I’m up in Oban in the Western Highlands for the next week or so, competing in the Scottish 6 Days international orienteering races. I’ll be cycling between the venues each day – with a single gear, as both my shifters have failed in the last couple of weeks. I was a bit worried about the hills on the roads around there – it is the Highlands after all, but my parents have found a book that should solve that problem. It is “The Contour Road Book of Scotland” and it is an original copy, published in 1896. You can see a slightly newer version (1898) here on the Internet Archive (see links on left) although this version misses out a few of the earlier pages.
The book details all the major roads in Scotland (115 years ago – so no motorways or city bypasses!) with a subjective description of the road, a list of key gradients and sights, and an altitude profile. The Scottish Mountaineering Club reviewed it in their fourth edition (September 1896) and were encouraged that it could be used to relate cycling and mountaineering.
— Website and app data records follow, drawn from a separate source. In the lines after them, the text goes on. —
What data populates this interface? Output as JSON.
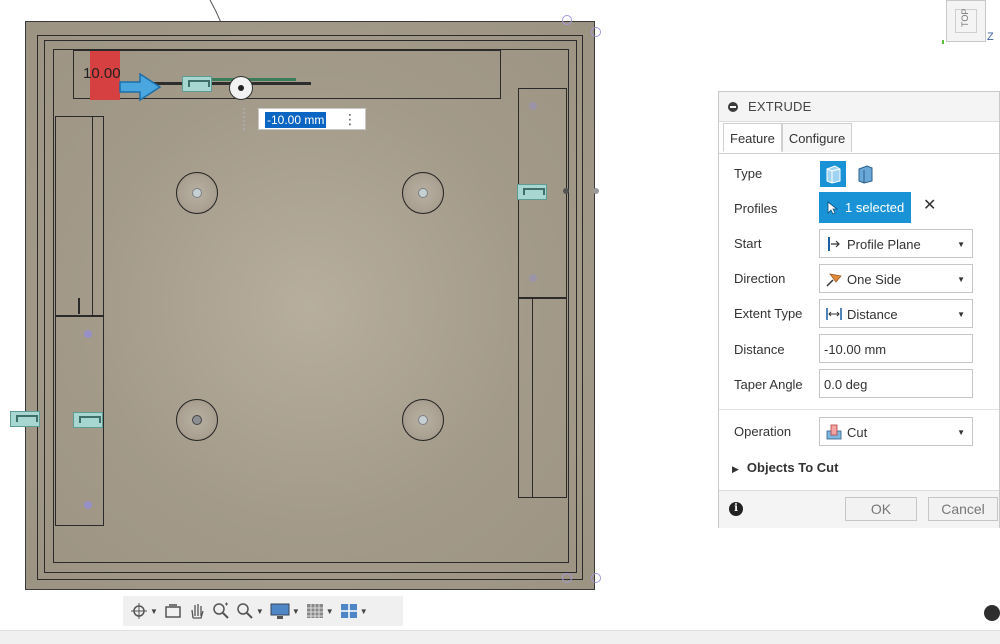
{
  "manipulator": {
    "dimension_text": "10.00",
    "input_value": "-10.00 mm",
    "menu_glyph": "⋮"
  },
  "viewcube": {
    "face": "TOP",
    "axis_z": "Z"
  },
  "navbar": {
    "icons": [
      "orbit-icon",
      "look-at-icon",
      "pan-icon",
      "zoom-icon",
      "zoom-window-icon",
      "display-settings-icon",
      "grid-icon",
      "viewports-icon"
    ]
  },
  "extrude": {
    "title": "EXTRUDE",
    "tabs": [
      {
        "label": "Feature",
        "active": true
      },
      {
        "label": "Configure",
        "active": false
      }
    ],
    "rows": {
      "type": {
        "label": "Type"
      },
      "profiles": {
        "label": "Profiles",
        "value": "1 selected",
        "clear": "✕"
      },
      "start": {
        "label": "Start",
        "value": "Profile Plane"
      },
      "direction": {
        "label": "Direction",
        "value": "One Side"
      },
      "extent_type": {
        "label": "Extent Type",
        "value": "Distance"
      },
      "distance": {
        "label": "Distance",
        "value": "-10.00 mm"
      },
      "taper_angle": {
        "label": "Taper Angle",
        "value": "0.0 deg"
      },
      "operation": {
        "label": "Operation",
        "value": "Cut"
      }
    },
    "objects_to_cut": "Objects To Cut",
    "info": "i",
    "ok_label": "OK",
    "cancel_label": "Cancel"
  },
  "colors": {
    "accent": "#1a93d6",
    "model_fill": "#a39a89",
    "selection_red": "#d64040",
    "highlight": "#0b66c3"
  }
}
I was pleased to see route 157 (Oban to Crianlarich) is “Class II [an ordinary main road]. The first 8 miles of the road are good.” Thankfully I’m not going further along it though, as it continues: “Thence to Tyndrum is a fearful road – grass and loose stones”. The book suggests a 1/13 gradient 3/4 mile from Oban will be my main concern, and that I’ll encounter Dunstaffnage Castle as a “Principle Object of Interest” after 3 miles. The section concludes with the encouraging comment that “The scenery on this road is very fine”.
Here is a copy of the accompanying altitude profile, from the 1898 online version on the Internet Archive:
Picking out one more route – 298 (Inverness to Fort Augustus), the guide writes that “the road gets worse and worse, and after Whitebridge is a loose mass of stones, with very steep hills… at times the surface… is little better than a watercourse… These hills of are course highly dangerous… the scenery about Foyers is very fine”. I cycled this route on Day 2 of my John O’Groats to London challenge and can indeed vouch for the scenery at Foyers.
There are some evocative advertisements from the time – one for the Cockburn Hotel which is “adjoining Waverley Station” in Edinburgh, and offers “Passenger Lift” and “Electric Light” but “No Intoxicating Drinks”. The Pneumatic Brake Co Ltd of Manchester has “Tips to Tourists” where it quotes the book it is in – “Hills are not generally regarded as dangerous to descent until they are 1 in 15, and with anything steeper the danger increases” – by adding “If you desire to desire to descend hills of the above description with ease, safety and comfort, send your Cycle to the nearest Cycle Agent to be fitted with a Pneumatic Brake which can be done in a few minutes”. Good to know.
There is also a section with maps of Scotland, the most eye-catching difference is there were many more railway lines in Scotland 115 years ago than there are now…